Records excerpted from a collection
•••

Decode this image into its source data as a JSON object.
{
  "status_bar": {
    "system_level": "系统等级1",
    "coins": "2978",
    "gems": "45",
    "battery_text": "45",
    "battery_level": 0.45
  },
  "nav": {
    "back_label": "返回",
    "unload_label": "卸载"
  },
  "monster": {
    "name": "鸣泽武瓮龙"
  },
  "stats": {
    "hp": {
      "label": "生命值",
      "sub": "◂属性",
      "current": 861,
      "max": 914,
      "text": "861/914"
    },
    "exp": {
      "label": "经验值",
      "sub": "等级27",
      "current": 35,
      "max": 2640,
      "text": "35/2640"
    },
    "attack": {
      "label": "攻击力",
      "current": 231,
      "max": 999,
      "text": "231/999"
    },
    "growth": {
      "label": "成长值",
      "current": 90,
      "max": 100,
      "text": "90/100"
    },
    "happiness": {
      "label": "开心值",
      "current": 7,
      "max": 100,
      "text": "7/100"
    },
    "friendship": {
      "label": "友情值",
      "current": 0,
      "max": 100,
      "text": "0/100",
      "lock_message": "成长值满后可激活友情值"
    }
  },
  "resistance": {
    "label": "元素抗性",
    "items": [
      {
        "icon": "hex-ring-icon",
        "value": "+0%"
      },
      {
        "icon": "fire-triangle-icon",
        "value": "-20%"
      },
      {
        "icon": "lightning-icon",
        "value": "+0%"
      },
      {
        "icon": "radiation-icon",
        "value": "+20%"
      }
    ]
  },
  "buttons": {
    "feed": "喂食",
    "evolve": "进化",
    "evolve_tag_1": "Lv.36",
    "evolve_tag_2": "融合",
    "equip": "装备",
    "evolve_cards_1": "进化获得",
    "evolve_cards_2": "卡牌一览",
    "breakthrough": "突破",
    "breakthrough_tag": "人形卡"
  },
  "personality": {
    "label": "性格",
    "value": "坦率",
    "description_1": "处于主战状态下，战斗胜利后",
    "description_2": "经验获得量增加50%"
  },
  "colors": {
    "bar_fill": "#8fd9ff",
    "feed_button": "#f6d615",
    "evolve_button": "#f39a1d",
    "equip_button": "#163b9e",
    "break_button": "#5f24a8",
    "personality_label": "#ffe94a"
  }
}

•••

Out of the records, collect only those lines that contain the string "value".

Your solution
        "value": "+0%"
        "value": "-20%"
        "value": "+0%"
        "value": "+20%"
    "value": "坦率",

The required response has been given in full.